_TO DO_
Would you repeat the entries below word for word and omit the pictures?

Top of SOURCE DATA

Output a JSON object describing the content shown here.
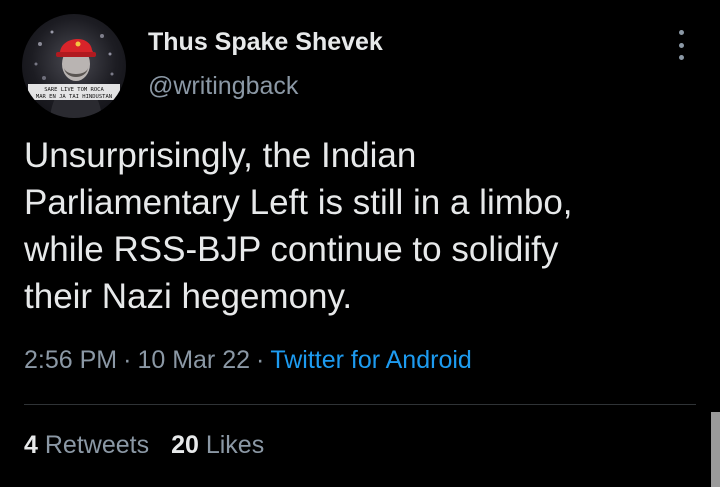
{
  "author": {
    "display_name": "Thus Spake Shevek",
    "handle": "@writingback",
    "avatar_caption": "Sare Live Tom Roca Mar En Ja Tai Hindustan"
  },
  "tweet": {
    "text": "Unsurprisingly, the Indian\nParliamentary Left is still in a limbo,\nwhile RSS-BJP continue to solidify\ntheir Nazi hegemony.",
    "time": "2:56 PM",
    "date": "10 Mar 22",
    "separator": "·",
    "source": "Twitter for Android"
  },
  "stats": {
    "retweets_count": "4",
    "retweets_label": "Retweets",
    "likes_count": "20",
    "likes_label": "Likes"
  },
  "icons": {
    "more": "more-vertical-icon"
  },
  "colors": {
    "background": "#000000",
    "primary_text": "#e7e9ea",
    "secondary_text": "#8b98a5",
    "link": "#1d9bf0",
    "divider": "#2f3336"
  }
}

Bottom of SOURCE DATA

_SOLVED EXERCISE_
Output a JSON object describing the content shown here.
{
  "author": {
    "display_name": "Thus Spake Shevek",
    "handle": "@writingback",
    "avatar_caption": "Sare Live Tom Roca Mar En Ja Tai Hindustan"
  },
  "tweet": {
    "text": "Unsurprisingly, the Indian\nParliamentary Left is still in a limbo,\nwhile RSS-BJP continue to solidify\ntheir Nazi hegemony.",
    "time": "2:56 PM",
    "date": "10 Mar 22",
    "separator": "·",
    "source": "Twitter for Android"
  },
  "stats": {
    "retweets_count": "4",
    "retweets_label": "Retweets",
    "likes_count": "20",
    "likes_label": "Likes"
  },
  "icons": {
    "more": "more-vertical-icon"
  },
  "colors": {
    "background": "#000000",
    "primary_text": "#e7e9ea",
    "secondary_text": "#8b98a5",
    "link": "#1d9bf0",
    "divider": "#2f3336"
  }
}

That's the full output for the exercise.